A study published in Nature on Aug. 22 analyzed the piece of bone and discovered that the ancient girl that the fragment belonged to was a never-before-discovered hybrid of two ancient human relatives: a Neanderthal and a Denisovan.
A group of Russian archaeologists originally came across the groundbreaking bone fragment in 2012 inside of the Denisova Cave in Siberia, according to a report released by the study’s authors. In their analysis, the researchers discovered that the bone belonged to a girl who died around 13-years-old nearly 90,000 years ago.
The bone was transferred to a group of researchers at the Max Planck Institute for Evolutionary Anthropology in Leipzig, Germany. They sequenced the genome from the fragment and shockingly discovered that the girl’s mother was a Neanderthal and her father was a Denisovan.
Neanderthals and Denisovans inhabited Eurasia for thousands of years until around 40,000 years ago when they were replaced by modern humans.
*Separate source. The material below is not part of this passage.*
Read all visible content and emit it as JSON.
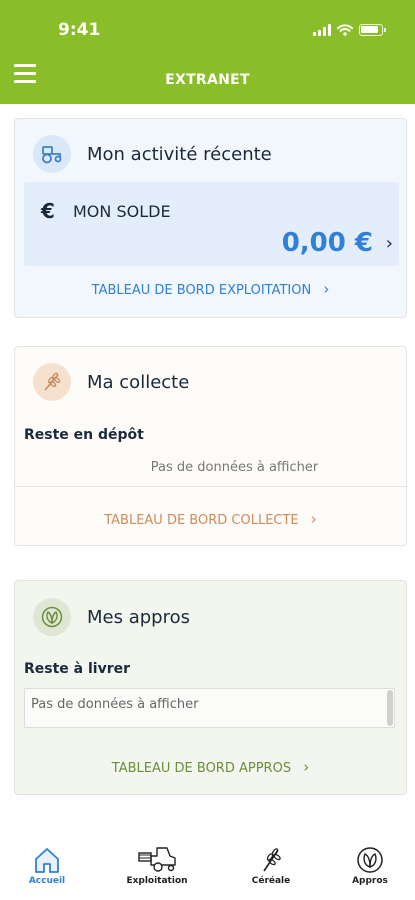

The Neanderthals primarily occupied the west and the Denisovans were found in the east.
Denisovans are a relatively new discovery as well. In 2010, a team of researchers discovered unusual hominin DNA from bone found in the Denisova cave in Siberia, according to National Geographic. They named the newly-discovered hominins Denisovan after the cave.
More research into the group showed that they were related to the Neanderthals, splitting off from them almost 400,000 years ago.
The two groups are the closest examples of extinct relatives of modern humans and were separated from each other more than 390,000 years ago, but just because they were separated doesn’t mean they never interacted.
“We knew from previous studies that Neanderthals and Denisovans must have occasionally had children together,” Viviane Slon, a researcher at the Max Planck Institute, said in a statement. “But I never thought we would be so lucky as to find an actual offspring of the two groups.”
In their study of the bone’s genome, the researchers were able to find out more than just who the girl’s parents were. They discovered that her Neanderthal mother was genetically more closely related to the Neanderthals who hailed from western Europe compared to the Neanderthals who lived in the Denisova cave.
In addition, they found that her Denisovan father also had at least one Neanderthal ancestor in his family tree, further confirming their previous theory that despite the separation of their groups, Neanderthals and Denisovans interacted quite frequently.
“Neanderthals and Denisovans may not have had many opportunities to meet,” Svante Pääbo, the director of the Department of Evolutionary Genetics at the Max Planck Institute and the lead author of the study, said. “But when they did, they must have mated frequently – much more so than we previously thought.”
This teenager’s 90,000-year-old bone is not just teaching us about the mating of our human ancestors – this fragment is helping mold our understanding of hominin interactions overall.